Lately I’ve been rediscovering the genius, and I do mean genius, of Monsieur Jacques Brel. I’d known maybe a dozen, maybe two dozen, of his songs in the past, among them many of the masterpieces. But he released 12 or 13 studio albums, and a few live albums as well, and I suddenly had to hear them all. And then own them all. I just knew they’d all be very worth becoming familiar with, and I also knew that there would be some further absolute jewels to discover.
So his recordings have been almost all that I have been listening to for the past month, regularly floored equally by his astonishing singing — the powerful expressivity, suppleness of phrasing, playful employment of timbre, humour — as by the endlessly varied, sophisticated, poetic songwriting. He can be clever, inventive, very funny, and he can reach into the centre of your heart.

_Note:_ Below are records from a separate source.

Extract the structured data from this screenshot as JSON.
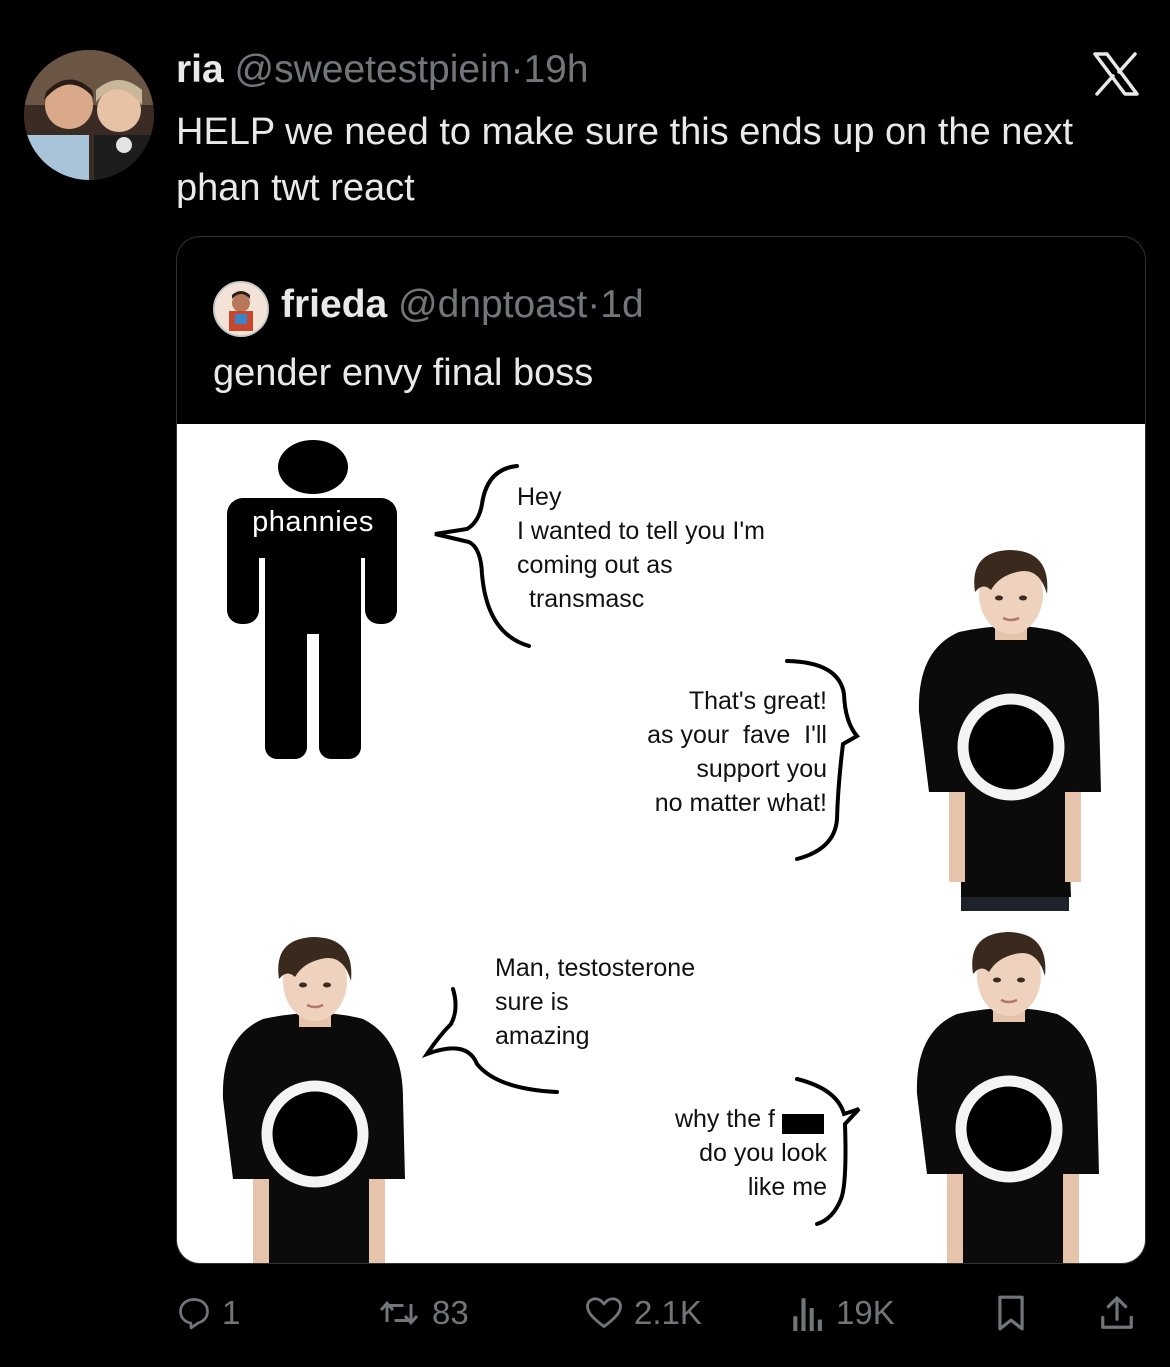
{
  "tweet": {
    "author_name": "ria",
    "author_handle": "@sweetestpiein",
    "separator": "·",
    "time": "19h",
    "text": "HELP we need to make sure this ends up on the next phan twt react"
  },
  "quoted_tweet": {
    "author_name": "frieda",
    "author_handle": "@dnptoast",
    "separator": "·",
    "time": "1d",
    "text": "gender envy final boss"
  },
  "meme": {
    "figure_label": "phannies",
    "bubble1": [
      "Hey",
      "I wanted to tell you I'm",
      "coming out as",
      "transmasc"
    ],
    "bubble2": [
      "That's great!",
      "as your  fave  I'll",
      "support you",
      "no matter what!"
    ],
    "bubble3": [
      "Man, testosterone",
      "sure is",
      "amazing"
    ],
    "bubble4": [
      "why the f",
      "do you look",
      "like me"
    ]
  },
  "actions": {
    "replies": "1",
    "reposts": "83",
    "likes": "2.1K",
    "views": "19K"
  },
  "icons": [
    "x-logo-icon",
    "reply-icon",
    "repost-icon",
    "like-icon",
    "views-icon",
    "bookmark-icon",
    "share-icon"
  ]
}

This one, for instance, which was new to me and which I can’t stop listening to. Some of the albums I bought on CD, but the album this is on, Ces gens-là, was difficult to get, so I bought it online, for — if I’m remembering correctly — $1.29. And it has just caused me to wonder: what are individual songs worth to me? What if there were literally no way to hear a particular song unless I bought it? How much, then, would I be willing to pay for that privilege?
Well … you know … the truthful answer, with regard to a great many songs in the upper echelon of preciousness to me, is … you don’t want to know! I honestly can’t even see how I could put a price tag on the members of that category, but the amount would be way, way, way up there… I mean, I’d have to cut way back on food if need be, maybe even waste away…
And here is one of those. You don’t need to know any French to understand it, and deeply. The music, the singing, takes you all the way there. But if you would like a sense of the words, and lack any French (mine is far from great, alas), the lyrics can be found online, and a machine translator will yield a terrible, often meaningless mess of a result (!), but you will at least get some sort of sense of its poetry. Mainly though — and as always — it’s the music that matters. And this one just … ah … nothing can really be said about it. I think I’ve put it on ten or twelve times today. It’s a complete … it’s complete. If you are in touch with your heart, it will melt it down.
Ii’m feeling so grateful to this man. So many astonishing songs. Here is Les désespérés: